*Problem description:*
Whenever a line below includes the string "Updating", show it.

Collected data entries
__________________________________________________
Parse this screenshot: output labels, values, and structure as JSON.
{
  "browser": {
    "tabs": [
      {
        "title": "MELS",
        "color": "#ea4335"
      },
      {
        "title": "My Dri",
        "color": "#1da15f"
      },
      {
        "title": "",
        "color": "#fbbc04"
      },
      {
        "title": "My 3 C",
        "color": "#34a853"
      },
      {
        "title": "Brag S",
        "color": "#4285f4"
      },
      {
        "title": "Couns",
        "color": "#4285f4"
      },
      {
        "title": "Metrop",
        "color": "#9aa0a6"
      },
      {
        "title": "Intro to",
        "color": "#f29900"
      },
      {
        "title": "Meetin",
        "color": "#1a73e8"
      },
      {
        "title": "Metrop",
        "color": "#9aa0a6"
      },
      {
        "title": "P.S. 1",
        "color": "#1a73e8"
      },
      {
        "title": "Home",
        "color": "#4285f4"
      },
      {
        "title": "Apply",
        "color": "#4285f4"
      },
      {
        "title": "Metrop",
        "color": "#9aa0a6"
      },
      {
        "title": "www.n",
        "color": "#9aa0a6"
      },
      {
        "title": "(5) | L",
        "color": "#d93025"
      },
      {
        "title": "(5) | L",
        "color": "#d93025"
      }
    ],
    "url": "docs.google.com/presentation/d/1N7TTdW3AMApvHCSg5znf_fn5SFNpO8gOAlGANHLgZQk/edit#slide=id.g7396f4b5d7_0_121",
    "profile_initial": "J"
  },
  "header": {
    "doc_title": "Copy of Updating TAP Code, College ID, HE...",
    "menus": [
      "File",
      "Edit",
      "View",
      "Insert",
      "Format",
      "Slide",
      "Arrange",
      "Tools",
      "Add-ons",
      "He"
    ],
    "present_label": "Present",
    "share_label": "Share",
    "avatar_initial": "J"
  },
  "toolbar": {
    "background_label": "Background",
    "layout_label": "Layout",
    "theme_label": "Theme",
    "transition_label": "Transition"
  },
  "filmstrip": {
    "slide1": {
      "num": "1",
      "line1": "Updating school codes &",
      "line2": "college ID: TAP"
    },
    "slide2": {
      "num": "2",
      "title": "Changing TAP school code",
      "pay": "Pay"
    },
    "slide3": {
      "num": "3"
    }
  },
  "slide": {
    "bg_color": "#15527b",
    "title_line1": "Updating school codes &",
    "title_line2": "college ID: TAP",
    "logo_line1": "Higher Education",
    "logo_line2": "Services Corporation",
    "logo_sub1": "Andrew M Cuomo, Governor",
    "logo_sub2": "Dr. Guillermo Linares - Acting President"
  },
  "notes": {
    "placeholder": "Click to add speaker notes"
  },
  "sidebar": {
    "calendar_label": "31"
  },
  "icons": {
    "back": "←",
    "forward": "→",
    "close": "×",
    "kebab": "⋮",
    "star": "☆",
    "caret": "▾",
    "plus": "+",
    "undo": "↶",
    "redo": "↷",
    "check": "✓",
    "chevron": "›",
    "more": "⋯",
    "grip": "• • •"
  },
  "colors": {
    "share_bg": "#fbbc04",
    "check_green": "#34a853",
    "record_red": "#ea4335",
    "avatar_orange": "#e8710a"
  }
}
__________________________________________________
*Answer area:*
    "doc_title": "Copy of Updating TAP Code, College ID, HE...",
      "line1": "Updating school codes &",
    "title_line1": "Updating school codes &",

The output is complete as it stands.